ADDENDUM- HAROLD ANSON BRUCE (1885 – 1958)
I have now located a NY Times obituary for Harold Anson Bruce, which fills in some missing information on him and his career, and his daughter, Joan.
Firstly, the Collier/Loring lineage to Harold Anson Bruce is NOT clearly presented in the Loring Genealogy of 1917, or any other family record that I have yet located, but it can be pieced together from censuses and Massachusetts and Hull, Mass. Vital Records.Harold Anson’s g-grandfather, Jonathan Loring, and his two oldest sons are mentioned on page 103 of the Loring Gen., although no wife is named.Jonathan Loring’s wife was Lydia Gould, whom he married in Hull on Dec. 11, 1783. Lydia was a Collier/Loring descendant herself, and she and Jonathan were first cousins. (Hull VRs)
One of the 5 known children of Jonathan Loring and Lydia Gould was Lydia Loring, who married Captain Jonathan Bruce, Jr. Capt. Bruce was the keeper of Boston Light for 22 years, as mentioned in my post of yesterday. One of the 2 children of Jonathan and Lydia (Loring) Bruce was the Jonathan Bruce, born at Boston Light in 1817, who became the grandfather of our “Coach” Harold Anson Bruce. This line is NOT covered in the 1917 Loring Gen. The other child of Capt. Jonathan Bruce and Lydia (Loring) was Eliza B. Bruce, born in Hull (or, Boston Light ?) April 17, 1813. She also married a Collier/Loring cousin, Francis M. Loring, on May 20, 1834, probably in Boston or Malden, Mass. This marriage of Francis and Eliza B. is listed on page 179 of the Loring Gen., but the family is not traced further there. Francis and Eliza lived in Gloucester, Essex County, Mass., and some added information is found in Gloucester Vrs. (I can provide additional documentation on these lineages, if desired.)

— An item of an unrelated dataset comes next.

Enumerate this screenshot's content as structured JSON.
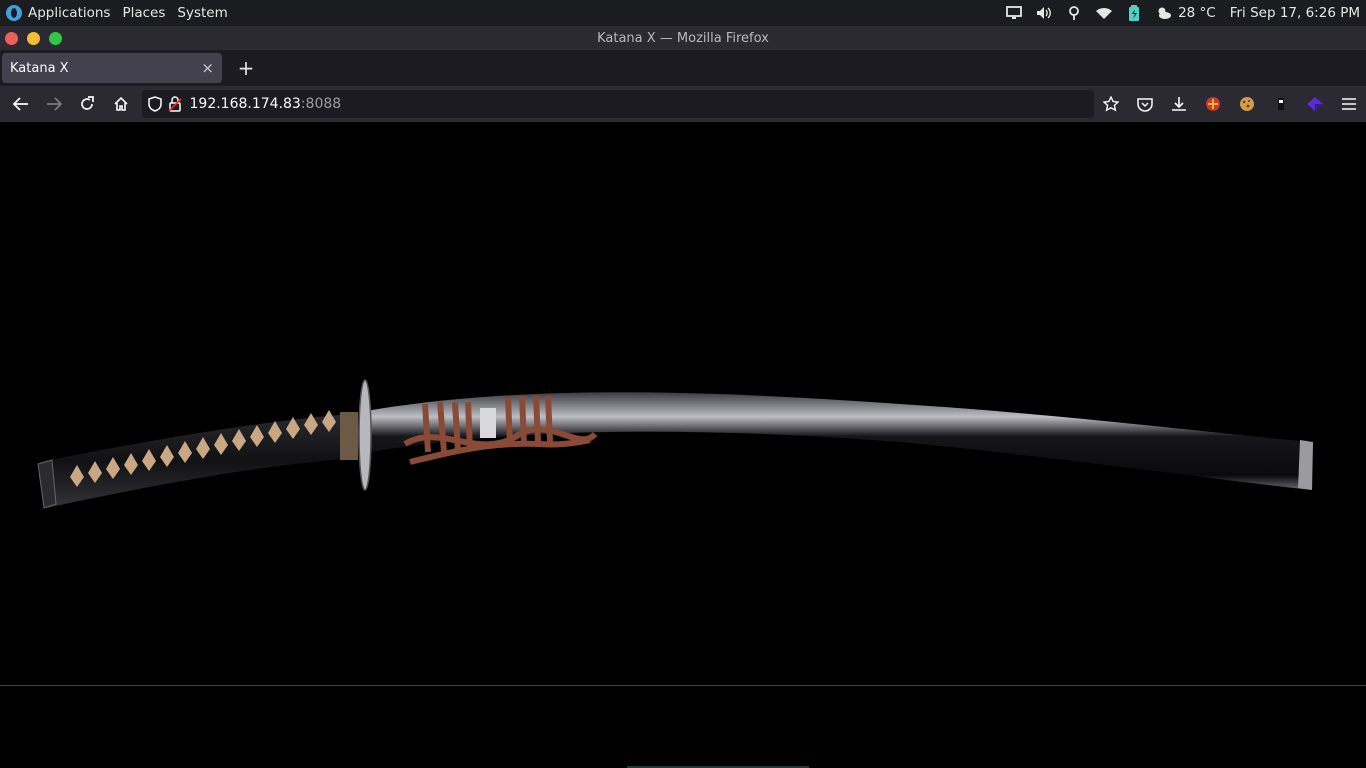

An obituary of Harold Anson Bruce appeared in the New York Times, Feb.11, 1958. He had died the previous day, while walking on a Bronx street. He was survived by his daughter, Joan (Mrs. Frank Zwelsky, of Forest Hills, New York), and a grandson, unnamed in the obituary. (One year later, in a memorial notice in the Times, Joan’s then 2 sons are named Bruce and Richard.
The obituary clarifies some information about Mr. Bruce. He served as Head Coach of the CCNY track team for 10 years ending in June 1955, when he reached the mandatory retirement age of 70. This explains his election to the CCNY Athletic Hall of Fame, which I thought might have been due to his being an undergraduate there.
The title “Dr.” is given to Bruce in the obituary, although his academic credentials are not given. His coaching career is confirmed much as I had it in my original post, with the additional information that he left Union College in 1931, after about 7 years there, “
. . .in disagreement with the new athletic policy.” After Coach Bruce and his family returned to the United States from Austria, in January 1937, he “coached the LaSalle Academy track team [location not given].” Several partially readable online items about Coach Bruce suggest that he was active in the AAU organization, and that he enjoyed relating his experiences with Jim Thorpe and the Carlisle Indian School in 1912.
Harold Anson Bruce’s wife, Catherine/Katherine, is not mentioned as surviving him in his obituary, so I assume she had died sometime between 1937 and 1958. Bruce’s one known sister, Marion, born June 1891 in Massachusetts, seems also to have moved to New York. She died there, "Beloved sister, Harold Anson Bruce. ..,"on Dec. 31, 1951.
(NY Times obit, Jan. 2, 1952..)